Here’s what happened when I left Joshua Tree: nothing.
I came home from a week in the desert with two unfinished songs and then I just stopped working on them. There are a lot of other things to do. There’s a website to feed, children coming and going, a freelance story to write, an aging dog who needs frequent walks. Life conspires against the tranquil stretches required for songwriting. Fierce adversaries like time and ridiculous adversaries like Facebook must be conquered daily. I am a weak opponent. This is why people hole up in hunting cabins and go on retreat and alienate their loved ones. Tom Waits says of family and career, ” It’s like having two dogs that hate each other and you have to take them for a walk every night.” I think that must be true for most people trying to straddle a domestic and a creative life. One thing I know for sure is it’s hard to get in the flow between a kid’s dentist appointment and dinnertime.
But I’m lucky. I know Gary Smith, who lives on a farm in New Hampshire with three sheep, a donkey, and a swimming pond. At Gary’s there is peace and quiet and a guest room. Amazingly, there is also a stash of electric guitars and amplifiers. Gary used to be in the music business; he made records with people like the Pixies and Natalie Merchant and Throwing Muses and Juliana Hatfield. Now he runs a community radio station. His is the sort of farm where you will see a gold record hanging on the barn wall and a middle-aged woman trying to write songs. I went to Gary’s after a month of accomplishing nothing at home with a goal: I would write a chorus. In fact I did not write a chorus. I thought I was writing a chorus, but it turned out I was writing a bridge. How do I know it’s a bridge and not a chorus?
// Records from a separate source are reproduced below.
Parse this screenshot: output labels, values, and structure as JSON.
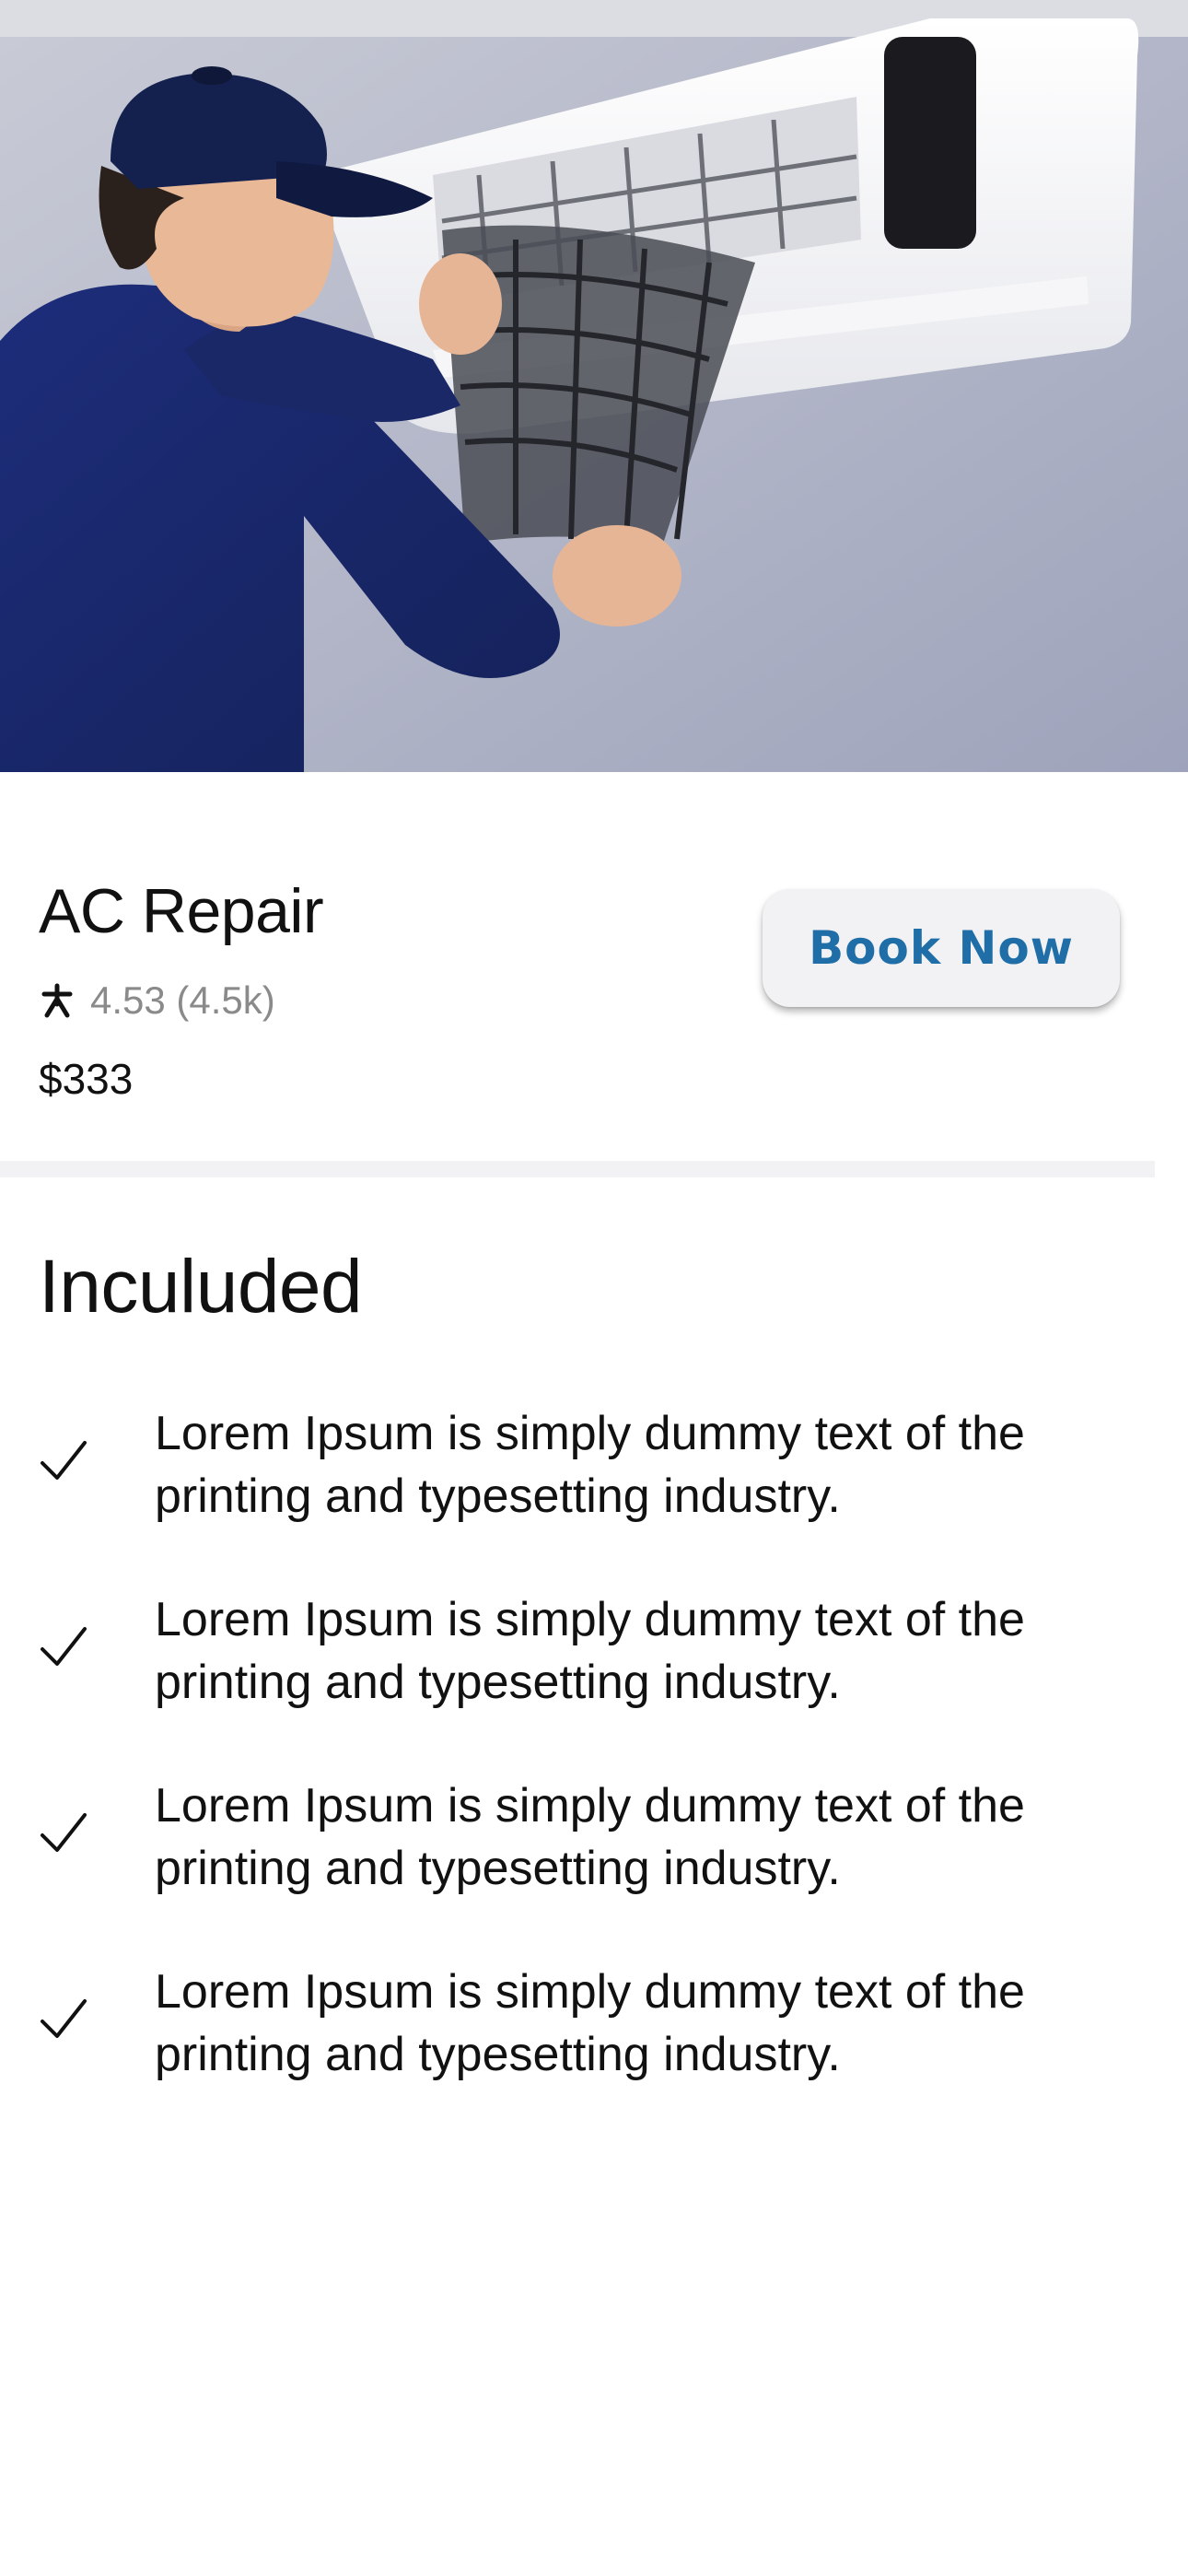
{
  "service": {
    "title": "AC Repair",
    "rating": "4.53 (4.5k)",
    "price": "$333",
    "book_label": "Book Now",
    "star_icon": "star-icon"
  },
  "included": {
    "heading": "Inculuded",
    "items": [
      {
        "text": "Lorem Ipsum is simply dummy text of the printing and typesetting industry.",
        "icon": "checkmark-icon"
      },
      {
        "text": "Lorem Ipsum is simply dummy text of the printing and typesetting industry.",
        "icon": "checkmark-icon"
      },
      {
        "text": "Lorem Ipsum is simply dummy text of the printing and typesetting industry.",
        "icon": "checkmark-icon"
      },
      {
        "text": "Lorem Ipsum is simply dummy text of the printing and typesetting industry.",
        "icon": "checkmark-icon"
      }
    ]
  },
  "colors": {
    "accent": "#1f6ea7",
    "button_bg": "#f2f2f4",
    "divider": "#f2f2f4",
    "muted_text": "#8a8a8a"
  }
}
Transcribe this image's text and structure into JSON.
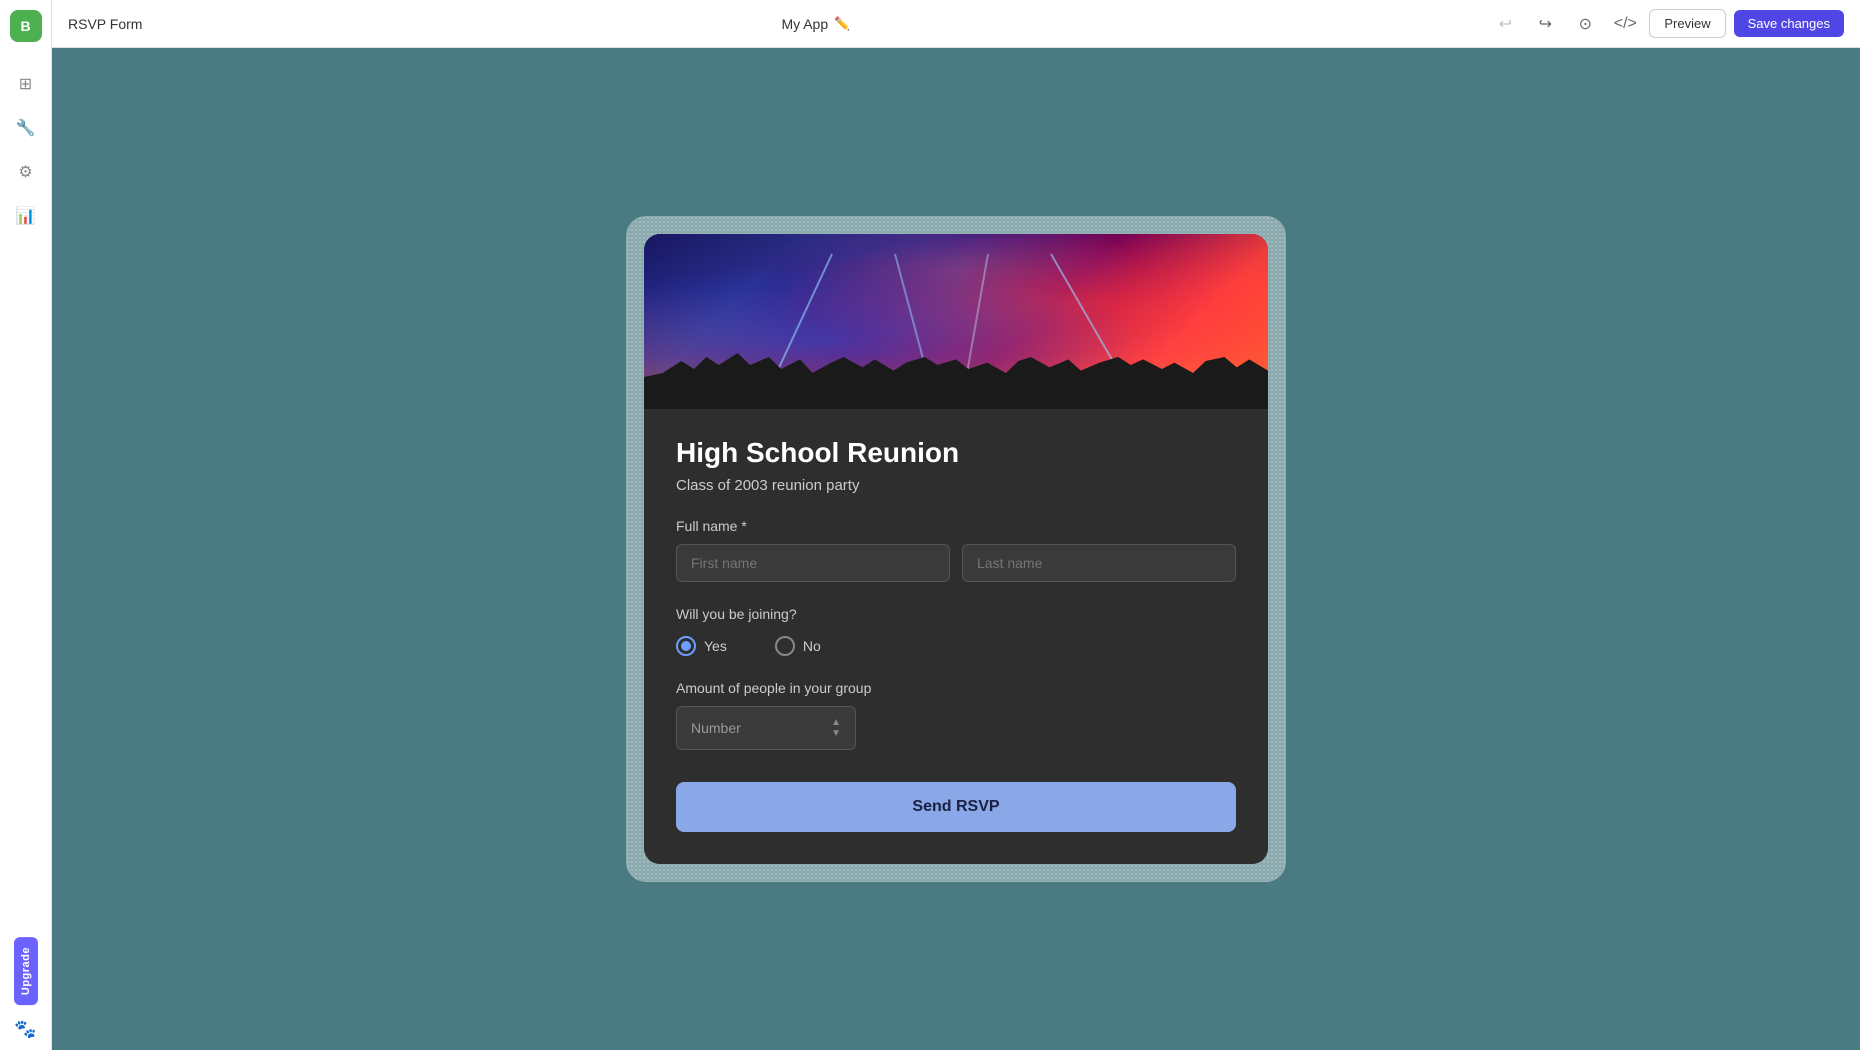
{
  "topbar": {
    "title": "RSVP Form",
    "app_name": "My App",
    "edit_icon": "✏️",
    "preview_label": "Preview",
    "save_label": "Save changes"
  },
  "sidebar": {
    "logo_text": "B",
    "items": [
      {
        "icon": "⊞",
        "name": "grid"
      },
      {
        "icon": "🔧",
        "name": "tools"
      },
      {
        "icon": "⚙",
        "name": "settings"
      },
      {
        "icon": "📊",
        "name": "analytics"
      }
    ],
    "upgrade_label": "Upgrade",
    "paw_icon": "🐾"
  },
  "form": {
    "title": "High School Reunion",
    "subtitle": "Class of 2003 reunion party",
    "full_name_label": "Full name *",
    "first_name_placeholder": "First name",
    "last_name_placeholder": "Last name",
    "joining_label": "Will you be joining?",
    "yes_label": "Yes",
    "no_label": "No",
    "amount_label": "Amount of people in your group",
    "number_placeholder": "Number",
    "send_label": "Send RSVP"
  }
}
I don’t know.
The not knowing is weird and uncomfortable and that’s when I remind myself what the Zen teacher Shunryu Suzuki said.
In the beginner’s mind there are many possibilities, in the expert’s mind there are few.